Why get rid of touchscreens?
Touchscreens have been hot tech since they became mainstream over decade ago. They’re now getting up to a standard of clarity and responsiveness in our cars that we’ve been enjoying with our smart hand-held devices for the last 10 years. So why is Mazda ditching them?
There is method and logic in Mazda’s madness. Research has suggested that touchscreens can present too much of a distraction for drivers, finding usage both takes our attention away from the road, and affects our physical control of the car.
“Doing our research, when a driver would reach towards a touchscreen interface in any vehicle, they would unintentionally apply torque to the steering wheel, and the vehicle would drift out of its lane position,” said Matthew Valbuena, Mazda North America’s lead engineer for HMI and infotainment.
A troubling revelation indeed. Highways England has expressed a disliking for in-car touchscreens, too. Chief executive Jim O’Sullivan is quoted as saying “we don’t like them from a safety perspective” and that on-screen controls are “small” and “fiddly”.
Touchscreens require what Mazda calls ‘gross’ motor skills. These are large movements on our part to achieve specific goals. By our recollection, lifting your hand up to a screen and accurately pressing a ‘button’ has been a bit of a chore in some cars, and has felt like a distraction too far.
Head-up displays and Command Controllers
Mazda wants to revert to safer ways of delivering information and controlling in-car systems. As for the former, head-up displays gain favour given they require less of a transition in focus with your eyes.
In short, a head-up display is basically a part of the scenery as far as your eyes are concerned. Contrast that with a touchscreen that’s much closer and requires more of a re-focus. You’ll note in the cabin of the new Mazda 3 that the screen is further away, out of reach. Indeed, it doesn’t need to be in reach.
As for controlling systems? Mazda wants to go analogue, with physical toggles. In the 3 it’s the Command Controller, positioned naturally within reach. It requires what Mazda calls ‘fine’ motor skills, rather than ‘gross’, as above. These are small precise movements that require less concentration to achieve, and are staggered by the controls themselves – i.e. when toggles, spin-wheels and buttons ‘click’.
Why touchscreens are pursued
We would suggest that all who use touch screens in cars will feel pangs of uncertainty at some point about whether they’re safe.

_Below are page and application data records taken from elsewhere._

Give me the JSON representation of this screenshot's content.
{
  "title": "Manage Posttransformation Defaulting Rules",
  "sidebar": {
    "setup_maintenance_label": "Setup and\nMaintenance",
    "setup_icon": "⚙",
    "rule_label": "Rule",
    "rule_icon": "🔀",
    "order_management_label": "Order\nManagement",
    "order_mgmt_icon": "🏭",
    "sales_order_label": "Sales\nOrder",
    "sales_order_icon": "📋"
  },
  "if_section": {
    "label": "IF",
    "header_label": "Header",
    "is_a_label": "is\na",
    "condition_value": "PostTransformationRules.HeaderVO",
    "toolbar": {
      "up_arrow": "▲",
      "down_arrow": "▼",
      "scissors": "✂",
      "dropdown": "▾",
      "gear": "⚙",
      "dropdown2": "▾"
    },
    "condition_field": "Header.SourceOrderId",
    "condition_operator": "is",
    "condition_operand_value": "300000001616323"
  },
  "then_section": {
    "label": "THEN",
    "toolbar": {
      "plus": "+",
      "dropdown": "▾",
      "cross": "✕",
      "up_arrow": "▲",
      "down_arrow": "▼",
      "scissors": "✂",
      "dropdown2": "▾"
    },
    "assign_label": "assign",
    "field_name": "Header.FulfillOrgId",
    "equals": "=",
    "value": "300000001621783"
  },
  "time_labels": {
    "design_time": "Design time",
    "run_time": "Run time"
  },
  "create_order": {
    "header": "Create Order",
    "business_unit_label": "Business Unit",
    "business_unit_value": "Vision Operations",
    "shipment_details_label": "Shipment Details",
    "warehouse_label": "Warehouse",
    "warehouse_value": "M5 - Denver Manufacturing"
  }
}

Assuming that safety is in question, why are manufacturers sticking with them?
Well, reverting would literally feel like a backward step. Can you imagine an Audi A8 that replaces two giant touch panels with buttons once more?
On the button issue, too, touchscreens are simpler to tool for carmakers. Smatterings of buttons can be fiddly to both manufacture and use. Touchscreens can also pack a lot more functionality into a finite space.
Then there are systems that are now being integrated. How does one control a touch interface like Apple Carplay with physical controls? That’s part of the reason Audi is discontinuing its rotary controller, allegedly.
Regardless, Mazda is the first to commit to persevere without touchscreens, for all the right reasons we’d say.